Repeat every entry exactly. Leave nothing out.

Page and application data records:
((

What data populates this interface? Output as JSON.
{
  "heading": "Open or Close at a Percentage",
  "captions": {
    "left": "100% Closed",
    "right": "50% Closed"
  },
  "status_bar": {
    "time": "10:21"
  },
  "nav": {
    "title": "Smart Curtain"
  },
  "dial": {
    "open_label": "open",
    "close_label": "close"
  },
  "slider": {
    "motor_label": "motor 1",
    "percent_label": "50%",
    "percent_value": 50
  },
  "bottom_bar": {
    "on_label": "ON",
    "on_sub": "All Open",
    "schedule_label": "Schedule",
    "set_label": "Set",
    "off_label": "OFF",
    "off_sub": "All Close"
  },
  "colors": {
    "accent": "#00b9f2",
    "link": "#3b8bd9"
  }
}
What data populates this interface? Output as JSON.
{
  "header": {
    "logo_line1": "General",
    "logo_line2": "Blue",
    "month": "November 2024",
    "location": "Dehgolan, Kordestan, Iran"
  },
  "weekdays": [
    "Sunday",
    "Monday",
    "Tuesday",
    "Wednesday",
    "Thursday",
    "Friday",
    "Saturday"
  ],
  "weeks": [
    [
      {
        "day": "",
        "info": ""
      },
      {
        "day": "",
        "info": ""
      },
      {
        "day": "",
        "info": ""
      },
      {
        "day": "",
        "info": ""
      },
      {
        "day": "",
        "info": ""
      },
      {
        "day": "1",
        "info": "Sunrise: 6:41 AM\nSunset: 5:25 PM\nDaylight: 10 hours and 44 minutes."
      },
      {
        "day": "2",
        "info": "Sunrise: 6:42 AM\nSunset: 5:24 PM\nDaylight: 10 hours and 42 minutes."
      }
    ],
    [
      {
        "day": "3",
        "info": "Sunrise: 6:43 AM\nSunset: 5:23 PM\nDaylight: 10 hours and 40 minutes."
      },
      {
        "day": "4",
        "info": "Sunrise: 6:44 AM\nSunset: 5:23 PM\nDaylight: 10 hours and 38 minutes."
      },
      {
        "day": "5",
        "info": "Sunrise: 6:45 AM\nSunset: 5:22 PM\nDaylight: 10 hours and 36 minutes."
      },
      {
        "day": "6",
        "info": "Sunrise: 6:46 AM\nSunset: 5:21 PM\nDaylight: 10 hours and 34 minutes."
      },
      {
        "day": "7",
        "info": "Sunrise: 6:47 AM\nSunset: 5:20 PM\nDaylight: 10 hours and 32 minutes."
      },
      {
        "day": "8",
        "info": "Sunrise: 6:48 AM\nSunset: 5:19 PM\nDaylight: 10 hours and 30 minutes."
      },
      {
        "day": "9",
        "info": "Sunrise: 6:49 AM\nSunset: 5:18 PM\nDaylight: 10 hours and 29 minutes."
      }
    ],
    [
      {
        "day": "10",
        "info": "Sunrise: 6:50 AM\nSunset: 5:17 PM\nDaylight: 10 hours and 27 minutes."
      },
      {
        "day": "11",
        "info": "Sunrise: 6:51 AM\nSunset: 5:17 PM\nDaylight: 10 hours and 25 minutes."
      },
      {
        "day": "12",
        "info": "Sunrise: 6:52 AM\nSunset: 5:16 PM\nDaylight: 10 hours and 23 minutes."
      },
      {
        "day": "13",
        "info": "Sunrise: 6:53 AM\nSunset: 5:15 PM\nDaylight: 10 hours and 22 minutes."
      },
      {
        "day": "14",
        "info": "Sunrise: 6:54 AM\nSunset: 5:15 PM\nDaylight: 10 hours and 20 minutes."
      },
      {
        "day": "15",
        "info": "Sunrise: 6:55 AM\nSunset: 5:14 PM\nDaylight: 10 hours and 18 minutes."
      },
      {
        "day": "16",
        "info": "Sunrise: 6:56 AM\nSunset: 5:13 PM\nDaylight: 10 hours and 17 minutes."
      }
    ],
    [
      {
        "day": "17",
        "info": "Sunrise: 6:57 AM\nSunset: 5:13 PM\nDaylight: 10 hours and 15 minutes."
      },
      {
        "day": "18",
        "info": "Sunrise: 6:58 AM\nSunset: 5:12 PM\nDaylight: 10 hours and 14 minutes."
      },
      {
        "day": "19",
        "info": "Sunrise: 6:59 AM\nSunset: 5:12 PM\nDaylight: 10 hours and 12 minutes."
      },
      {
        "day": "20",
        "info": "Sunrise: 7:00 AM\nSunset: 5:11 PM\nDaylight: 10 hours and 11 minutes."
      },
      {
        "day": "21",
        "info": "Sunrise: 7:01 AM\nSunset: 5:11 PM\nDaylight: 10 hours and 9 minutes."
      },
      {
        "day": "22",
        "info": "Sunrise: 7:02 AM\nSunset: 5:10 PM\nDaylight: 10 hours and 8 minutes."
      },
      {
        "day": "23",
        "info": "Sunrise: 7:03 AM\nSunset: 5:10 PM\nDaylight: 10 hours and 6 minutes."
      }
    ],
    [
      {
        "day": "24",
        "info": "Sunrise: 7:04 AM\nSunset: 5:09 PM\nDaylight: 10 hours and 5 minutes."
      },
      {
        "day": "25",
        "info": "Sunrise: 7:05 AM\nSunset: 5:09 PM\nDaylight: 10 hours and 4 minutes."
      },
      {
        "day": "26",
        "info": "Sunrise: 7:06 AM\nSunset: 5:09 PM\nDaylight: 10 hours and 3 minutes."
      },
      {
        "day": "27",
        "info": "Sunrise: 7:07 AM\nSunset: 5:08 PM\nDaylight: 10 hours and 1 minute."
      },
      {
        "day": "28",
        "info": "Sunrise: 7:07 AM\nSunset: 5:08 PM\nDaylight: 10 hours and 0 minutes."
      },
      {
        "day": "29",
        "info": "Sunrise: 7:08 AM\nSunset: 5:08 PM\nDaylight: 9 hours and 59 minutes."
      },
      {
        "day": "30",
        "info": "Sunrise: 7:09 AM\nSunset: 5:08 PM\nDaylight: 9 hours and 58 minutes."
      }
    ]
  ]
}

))

### SOLUTION
What data populates this interface? Output as JSON.
{
  "heading": "Open or Close at a Percentage",
  "captions": {
    "left": "100% Closed",
    "right": "50% Closed"
  },
  "status_bar": {
    "time": "10:21"
  },
  "nav": {
    "title": "Smart Curtain"
  },
  "dial": {
    "open_label": "open",
    "close_label": "close"
  },
  "slider": {
    "motor_label": "motor 1",
    "percent_label": "50%",
    "percent_value": 50
  },
  "bottom_bar": {
    "on_label": "ON",
    "on_sub": "All Open",
    "schedule_label": "Schedule",
    "set_label": "Set",
    "off_label": "OFF",
    "off_sub": "All Close"
  },
  "colors": {
    "accent": "#00b9f2",
    "link": "#3b8bd9"
  }
}
What data populates this interface? Output as JSON.
{
  "header": {
    "logo_line1": "General",
    "logo_line2": "Blue",
    "month": "November 2024",
    "location": "Dehgolan, Kordestan, Iran"
  },
  "weekdays": [
    "Sunday",
    "Monday",
    "Tuesday",
    "Wednesday",
    "Thursday",
    "Friday",
    "Saturday"
  ],
  "weeks": [
    [
      {
        "day": "",
        "info": ""
      },
      {
        "day": "",
        "info": ""
      },
      {
        "day": "",
        "info": ""
      },
      {
        "day": "",
        "info": ""
      },
      {
        "day": "",
        "info": ""
      },
      {
        "day": "1",
        "info": "Sunrise: 6:41 AM\nSunset: 5:25 PM\nDaylight: 10 hours and 44 minutes."
      },
      {
        "day": "2",
        "info": "Sunrise: 6:42 AM\nSunset: 5:24 PM\nDaylight: 10 hours and 42 minutes."
      }
    ],
    [
      {
        "day": "3",
        "info": "Sunrise: 6:43 AM\nSunset: 5:23 PM\nDaylight: 10 hours and 40 minutes."
      },
      {
        "day": "4",
        "info": "Sunrise: 6:44 AM\nSunset: 5:23 PM\nDaylight: 10 hours and 38 minutes."
      },
      {
        "day": "5",
        "info": "Sunrise: 6:45 AM\nSunset: 5:22 PM\nDaylight: 10 hours and 36 minutes."
      },
      {
        "day": "6",
        "info": "Sunrise: 6:46 AM\nSunset: 5:21 PM\nDaylight: 10 hours and 34 minutes."
      },
      {
        "day": "7",
        "info": "Sunrise: 6:47 AM\nSunset: 5:20 PM\nDaylight: 10 hours and 32 minutes."
      },
      {
        "day": "8",
        "info": "Sunrise: 6:48 AM\nSunset: 5:19 PM\nDaylight: 10 hours and 30 minutes."
      },
      {
        "day": "9",
        "info": "Sunrise: 6:49 AM\nSunset: 5:18 PM\nDaylight: 10 hours and 29 minutes."
      }
    ],
    [
      {
        "day": "10",
        "info": "Sunrise: 6:50 AM\nSunset: 5:17 PM\nDaylight: 10 hours and 27 minutes."
      },
      {
        "day": "11",
        "info": "Sunrise: 6:51 AM\nSunset: 5:17 PM\nDaylight: 10 hours and 25 minutes."
      },
      {
        "day": "12",
        "info": "Sunrise: 6:52 AM\nSunset: 5:16 PM\nDaylight: 10 hours and 23 minutes."
      },
      {
        "day": "13",
        "info": "Sunrise: 6:53 AM\nSunset: 5:15 PM\nDaylight: 10 hours and 22 minutes."
      },
      {
        "day": "14",
        "info": "Sunrise: 6:54 AM\nSunset: 5:15 PM\nDaylight: 10 hours and 20 minutes."
      },
      {
        "day": "15",
        "info": "Sunrise: 6:55 AM\nSunset: 5:14 PM\nDaylight: 10 hours and 18 minutes."
      },
      {
        "day": "16",
        "info": "Sunrise: 6:56 AM\nSunset: 5:13 PM\nDaylight: 10 hours and 17 minutes."
      }
    ],
    [
      {
        "day": "17",
        "info": "Sunrise: 6:57 AM\nSunset: 5:13 PM\nDaylight: 10 hours and 15 minutes."
      },
      {
        "day": "18",
        "info": "Sunrise: 6:58 AM\nSunset: 5:12 PM\nDaylight: 10 hours and 14 minutes."
      },
      {
        "day": "19",
        "info": "Sunrise: 6:59 AM\nSunset: 5:12 PM\nDaylight: 10 hours and 12 minutes."
      },
      {
        "day": "20",
        "info": "Sunrise: 7:00 AM\nSunset: 5:11 PM\nDaylight: 10 hours and 11 minutes."
      },
      {
        "day": "21",
        "info": "Sunrise: 7:01 AM\nSunset: 5:11 PM\nDaylight: 10 hours and 9 minutes."
      },
      {
        "day": "22",
        "info": "Sunrise: 7:02 AM\nSunset: 5:10 PM\nDaylight: 10 hours and 8 minutes."
      },
      {
        "day": "23",
        "info": "Sunrise: 7:03 AM\nSunset: 5:10 PM\nDaylight: 10 hours and 6 minutes."
      }
    ],
    [
      {
        "day": "24",
        "info": "Sunrise: 7:04 AM\nSunset: 5:09 PM\nDaylight: 10 hours and 5 minutes."
      },
      {
        "day": "25",
        "info": "Sunrise: 7:05 AM\nSunset: 5:09 PM\nDaylight: 10 hours and 4 minutes."
      },
      {
        "day": "26",
        "info": "Sunrise: 7:06 AM\nSunset: 5:09 PM\nDaylight: 10 hours and 3 minutes."
      },
      {
        "day": "27",
        "info": "Sunrise: 7:07 AM\nSunset: 5:08 PM\nDaylight: 10 hours and 1 minute."
      },
      {
        "day": "28",
        "info": "Sunrise: 7:07 AM\nSunset: 5:08 PM\nDaylight: 10 hours and 0 minutes."
      },
      {
        "day": "29",
        "info": "Sunrise: 7:08 AM\nSunset: 5:08 PM\nDaylight: 9 hours and 59 minutes."
      },
      {
        "day": "30",
        "info": "Sunrise: 7:09 AM\nSunset: 5:08 PM\nDaylight: 9 hours and 58 minutes."
      }
    ]
  ]
}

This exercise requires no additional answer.